------ Provided records
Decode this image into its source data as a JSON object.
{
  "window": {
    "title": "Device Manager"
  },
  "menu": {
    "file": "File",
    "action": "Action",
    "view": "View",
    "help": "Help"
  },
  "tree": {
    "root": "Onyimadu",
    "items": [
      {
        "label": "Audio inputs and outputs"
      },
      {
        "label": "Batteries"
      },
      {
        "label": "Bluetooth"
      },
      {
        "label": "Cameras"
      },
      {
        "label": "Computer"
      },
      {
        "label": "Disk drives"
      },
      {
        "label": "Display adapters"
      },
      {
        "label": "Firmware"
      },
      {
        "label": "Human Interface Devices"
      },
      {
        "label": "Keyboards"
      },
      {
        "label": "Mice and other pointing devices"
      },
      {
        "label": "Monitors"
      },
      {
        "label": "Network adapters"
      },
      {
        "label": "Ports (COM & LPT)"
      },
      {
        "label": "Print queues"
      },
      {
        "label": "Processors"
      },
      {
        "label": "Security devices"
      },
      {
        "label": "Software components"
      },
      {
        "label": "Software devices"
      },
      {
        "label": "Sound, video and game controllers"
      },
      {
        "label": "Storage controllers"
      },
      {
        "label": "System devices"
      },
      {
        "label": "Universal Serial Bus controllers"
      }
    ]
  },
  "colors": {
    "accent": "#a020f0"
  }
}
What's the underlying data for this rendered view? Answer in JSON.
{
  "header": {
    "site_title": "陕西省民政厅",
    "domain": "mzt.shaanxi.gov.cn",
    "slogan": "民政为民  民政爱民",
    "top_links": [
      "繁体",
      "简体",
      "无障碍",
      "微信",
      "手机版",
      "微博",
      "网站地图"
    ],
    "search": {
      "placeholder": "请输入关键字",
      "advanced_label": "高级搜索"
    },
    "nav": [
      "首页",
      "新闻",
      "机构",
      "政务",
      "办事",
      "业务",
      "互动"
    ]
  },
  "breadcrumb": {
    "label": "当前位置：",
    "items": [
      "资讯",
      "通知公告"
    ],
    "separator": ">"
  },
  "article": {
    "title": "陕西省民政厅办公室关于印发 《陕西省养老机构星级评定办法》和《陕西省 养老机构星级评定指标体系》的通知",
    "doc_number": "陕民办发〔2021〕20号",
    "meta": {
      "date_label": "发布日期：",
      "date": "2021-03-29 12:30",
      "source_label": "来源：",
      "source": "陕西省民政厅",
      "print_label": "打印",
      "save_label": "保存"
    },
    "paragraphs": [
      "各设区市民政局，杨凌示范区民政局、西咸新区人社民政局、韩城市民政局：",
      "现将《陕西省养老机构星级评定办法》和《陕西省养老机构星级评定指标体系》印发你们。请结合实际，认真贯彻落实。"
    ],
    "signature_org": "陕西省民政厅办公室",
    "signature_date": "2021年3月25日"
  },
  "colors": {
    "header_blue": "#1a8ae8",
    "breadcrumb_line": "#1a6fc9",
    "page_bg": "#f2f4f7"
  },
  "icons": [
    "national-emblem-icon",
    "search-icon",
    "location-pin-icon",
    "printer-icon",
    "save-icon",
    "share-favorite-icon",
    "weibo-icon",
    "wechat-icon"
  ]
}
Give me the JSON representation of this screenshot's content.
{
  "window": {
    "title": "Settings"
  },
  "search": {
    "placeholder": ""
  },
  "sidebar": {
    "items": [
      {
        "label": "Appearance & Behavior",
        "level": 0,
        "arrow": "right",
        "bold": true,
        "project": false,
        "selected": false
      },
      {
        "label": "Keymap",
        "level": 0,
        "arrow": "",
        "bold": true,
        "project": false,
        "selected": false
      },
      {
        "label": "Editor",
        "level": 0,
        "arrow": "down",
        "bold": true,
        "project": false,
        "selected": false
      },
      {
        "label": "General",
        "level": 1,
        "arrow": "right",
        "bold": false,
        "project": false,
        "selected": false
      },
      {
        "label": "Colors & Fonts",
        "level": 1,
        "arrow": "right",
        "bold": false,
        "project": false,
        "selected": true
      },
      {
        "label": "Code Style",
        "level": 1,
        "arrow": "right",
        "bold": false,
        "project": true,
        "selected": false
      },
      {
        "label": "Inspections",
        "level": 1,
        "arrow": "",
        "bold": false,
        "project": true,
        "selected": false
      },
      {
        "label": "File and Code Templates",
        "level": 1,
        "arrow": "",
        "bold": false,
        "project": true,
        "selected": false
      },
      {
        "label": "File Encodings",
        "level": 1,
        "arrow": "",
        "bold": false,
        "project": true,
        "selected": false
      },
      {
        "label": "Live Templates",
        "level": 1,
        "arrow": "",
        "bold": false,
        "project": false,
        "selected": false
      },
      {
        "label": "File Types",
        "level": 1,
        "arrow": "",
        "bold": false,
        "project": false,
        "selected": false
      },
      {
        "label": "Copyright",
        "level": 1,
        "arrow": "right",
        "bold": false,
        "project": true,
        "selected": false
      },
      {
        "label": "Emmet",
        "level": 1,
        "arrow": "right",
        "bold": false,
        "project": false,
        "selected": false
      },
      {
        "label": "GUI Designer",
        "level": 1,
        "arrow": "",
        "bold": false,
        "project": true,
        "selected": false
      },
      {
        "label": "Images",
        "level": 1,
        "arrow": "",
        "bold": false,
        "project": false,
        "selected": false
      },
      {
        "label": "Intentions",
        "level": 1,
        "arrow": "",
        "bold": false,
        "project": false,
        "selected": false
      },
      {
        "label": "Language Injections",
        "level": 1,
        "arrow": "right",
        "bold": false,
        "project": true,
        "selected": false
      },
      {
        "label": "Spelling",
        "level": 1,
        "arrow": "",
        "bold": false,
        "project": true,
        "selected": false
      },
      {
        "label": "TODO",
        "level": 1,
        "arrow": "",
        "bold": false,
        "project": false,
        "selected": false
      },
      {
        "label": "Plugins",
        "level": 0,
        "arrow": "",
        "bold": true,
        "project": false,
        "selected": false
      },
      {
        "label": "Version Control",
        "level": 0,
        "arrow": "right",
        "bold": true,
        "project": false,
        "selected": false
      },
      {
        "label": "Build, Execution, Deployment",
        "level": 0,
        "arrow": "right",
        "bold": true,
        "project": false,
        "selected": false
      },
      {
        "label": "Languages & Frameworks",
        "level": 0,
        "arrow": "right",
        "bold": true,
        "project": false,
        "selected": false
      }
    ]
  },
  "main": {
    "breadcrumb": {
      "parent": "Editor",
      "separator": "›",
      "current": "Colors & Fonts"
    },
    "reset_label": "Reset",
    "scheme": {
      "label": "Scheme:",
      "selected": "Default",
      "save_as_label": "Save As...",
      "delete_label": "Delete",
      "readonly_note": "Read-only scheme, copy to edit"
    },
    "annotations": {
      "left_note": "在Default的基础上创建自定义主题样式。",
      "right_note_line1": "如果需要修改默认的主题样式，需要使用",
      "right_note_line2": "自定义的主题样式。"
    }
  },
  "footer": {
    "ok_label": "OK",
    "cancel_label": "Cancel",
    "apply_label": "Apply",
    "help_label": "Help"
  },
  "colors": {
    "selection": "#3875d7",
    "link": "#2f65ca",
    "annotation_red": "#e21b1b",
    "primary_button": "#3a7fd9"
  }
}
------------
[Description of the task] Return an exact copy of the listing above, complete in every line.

[Finished task]
Decode this image into its source data as a JSON object.
{
  "window": {
    "title": "Device Manager"
  },
  "menu": {
    "file": "File",
    "action": "Action",
    "view": "View",
    "help": "Help"
  },
  "tree": {
    "root": "Onyimadu",
    "items": [
      {
        "label": "Audio inputs and outputs"
      },
      {
        "label": "Batteries"
      },
      {
        "label": "Bluetooth"
      },
      {
        "label": "Cameras"
      },
      {
        "label": "Computer"
      },
      {
        "label": "Disk drives"
      },
      {
        "label": "Display adapters"
      },
      {
        "label": "Firmware"
      },
      {
        "label": "Human Interface Devices"
      },
      {
        "label": "Keyboards"
      },
      {
        "label": "Mice and other pointing devices"
      },
      {
        "label": "Monitors"
      },
      {
        "label": "Network adapters"
      },
      {
        "label": "Ports (COM & LPT)"
      },
      {
        "label": "Print queues"
      },
      {
        "label": "Processors"
      },
      {
        "label": "Security devices"
      },
      {
        "label": "Software components"
      },
      {
        "label": "Software devices"
      },
      {
        "label": "Sound, video and game controllers"
      },
      {
        "label": "Storage controllers"
      },
      {
        "label": "System devices"
      },
      {
        "label": "Universal Serial Bus controllers"
      }
    ]
  },
  "colors": {
    "accent": "#a020f0"
  }
}
What's the underlying data for this rendered view? Answer in JSON.
{
  "header": {
    "site_title": "陕西省民政厅",
    "domain": "mzt.shaanxi.gov.cn",
    "slogan": "民政为民  民政爱民",
    "top_links": [
      "繁体",
      "简体",
      "无障碍",
      "微信",
      "手机版",
      "微博",
      "网站地图"
    ],
    "search": {
      "placeholder": "请输入关键字",
      "advanced_label": "高级搜索"
    },
    "nav": [
      "首页",
      "新闻",
      "机构",
      "政务",
      "办事",
      "业务",
      "互动"
    ]
  },
  "breadcrumb": {
    "label": "当前位置：",
    "items": [
      "资讯",
      "通知公告"
    ],
    "separator": ">"
  },
  "article": {
    "title": "陕西省民政厅办公室关于印发 《陕西省养老机构星级评定办法》和《陕西省 养老机构星级评定指标体系》的通知",
    "doc_number": "陕民办发〔2021〕20号",
    "meta": {
      "date_label": "发布日期：",
      "date": "2021-03-29 12:30",
      "source_label": "来源：",
      "source": "陕西省民政厅",
      "print_label": "打印",
      "save_label": "保存"
    },
    "paragraphs": [
      "各设区市民政局，杨凌示范区民政局、西咸新区人社民政局、韩城市民政局：",
      "现将《陕西省养老机构星级评定办法》和《陕西省养老机构星级评定指标体系》印发你们。请结合实际，认真贯彻落实。"
    ],
    "signature_org": "陕西省民政厅办公室",
    "signature_date": "2021年3月25日"
  },
  "colors": {
    "header_blue": "#1a8ae8",
    "breadcrumb_line": "#1a6fc9",
    "page_bg": "#f2f4f7"
  },
  "icons": [
    "national-emblem-icon",
    "search-icon",
    "location-pin-icon",
    "printer-icon",
    "save-icon",
    "share-favorite-icon",
    "weibo-icon",
    "wechat-icon"
  ]
}
Give me the JSON representation of this screenshot's content.
{
  "window": {
    "title": "Settings"
  },
  "search": {
    "placeholder": ""
  },
  "sidebar": {
    "items": [
      {
        "label": "Appearance & Behavior",
        "level": 0,
        "arrow": "right",
        "bold": true,
        "project": false,
        "selected": false
      },
      {
        "label": "Keymap",
        "level": 0,
        "arrow": "",
        "bold": true,
        "project": false,
        "selected": false
      },
      {
        "label": "Editor",
        "level": 0,
        "arrow": "down",
        "bold": true,
        "project": false,
        "selected": false
      },
      {
        "label": "General",
        "level": 1,
        "arrow": "right",
        "bold": false,
        "project": false,
        "selected": false
      },
      {
        "label": "Colors & Fonts",
        "level": 1,
        "arrow": "right",
        "bold": false,
        "project": false,
        "selected": true
      },
      {
        "label": "Code Style",
        "level": 1,
        "arrow": "right",
        "bold": false,
        "project": true,
        "selected": false
      },
      {
        "label": "Inspections",
        "level": 1,
        "arrow": "",
        "bold": false,
        "project": true,
        "selected": false
      },
      {
        "label": "File and Code Templates",
        "level": 1,
        "arrow": "",
        "bold": false,
        "project": true,
        "selected": false
      },
      {
        "label": "File Encodings",
        "level": 1,
        "arrow": "",
        "bold": false,
        "project": true,
        "selected": false
      },
      {
        "label": "Live Templates",
        "level": 1,
        "arrow": "",
        "bold": false,
        "project": false,
        "selected": false
      },
      {
        "label": "File Types",
        "level": 1,
        "arrow": "",
        "bold": false,
        "project": false,
        "selected": false
      },
      {
        "label": "Copyright",
        "level": 1,
        "arrow": "right",
        "bold": false,
        "project": true,
        "selected": false
      },
      {
        "label": "Emmet",
        "level": 1,
        "arrow": "right",
        "bold": false,
        "project": false,
        "selected": false
      },
      {
        "label": "GUI Designer",
        "level": 1,
        "arrow": "",
        "bold": false,
        "project": true,
        "selected": false
      },
      {
        "label": "Images",
        "level": 1,
        "arrow": "",
        "bold": false,
        "project": false,
        "selected": false
      },
      {
        "label": "Intentions",
        "level": 1,
        "arrow": "",
        "bold": false,
        "project": false,
        "selected": false
      },
      {
        "label": "Language Injections",
        "level": 1,
        "arrow": "right",
        "bold": false,
        "project": true,
        "selected": false
      },
      {
        "label": "Spelling",
        "level": 1,
        "arrow": "",
        "bold": false,
        "project": true,
        "selected": false
      },
      {
        "label": "TODO",
        "level": 1,
        "arrow": "",
        "bold": false,
        "project": false,
        "selected": false
      },
      {
        "label": "Plugins",
        "level": 0,
        "arrow": "",
        "bold": true,
        "project": false,
        "selected": false
      },
      {
        "label": "Version Control",
        "level": 0,
        "arrow": "right",
        "bold": true,
        "project": false,
        "selected": false
      },
      {
        "label": "Build, Execution, Deployment",
        "level": 0,
        "arrow": "right",
        "bold": true,
        "project": false,
        "selected": false
      },
      {
        "label": "Languages & Frameworks",
        "level": 0,
        "arrow": "right",
        "bold": true,
        "project": false,
        "selected": false
      }
    ]
  },
  "main": {
    "breadcrumb": {
      "parent": "Editor",
      "separator": "›",
      "current": "Colors & Fonts"
    },
    "reset_label": "Reset",
    "scheme": {
      "label": "Scheme:",
      "selected": "Default",
      "save_as_label": "Save As...",
      "delete_label": "Delete",
      "readonly_note": "Read-only scheme, copy to edit"
    },
    "annotations": {
      "left_note": "在Default的基础上创建自定义主题样式。",
      "right_note_line1": "如果需要修改默认的主题样式，需要使用",
      "right_note_line2": "自定义的主题样式。"
    }
  },
  "footer": {
    "ok_label": "OK",
    "cancel_label": "Cancel",
    "apply_label": "Apply",
    "help_label": "Help"
  },
  "colors": {
    "selection": "#3875d7",
    "link": "#2f65ca",
    "annotation_red": "#e21b1b",
    "primary_button": "#3a7fd9"
  }
}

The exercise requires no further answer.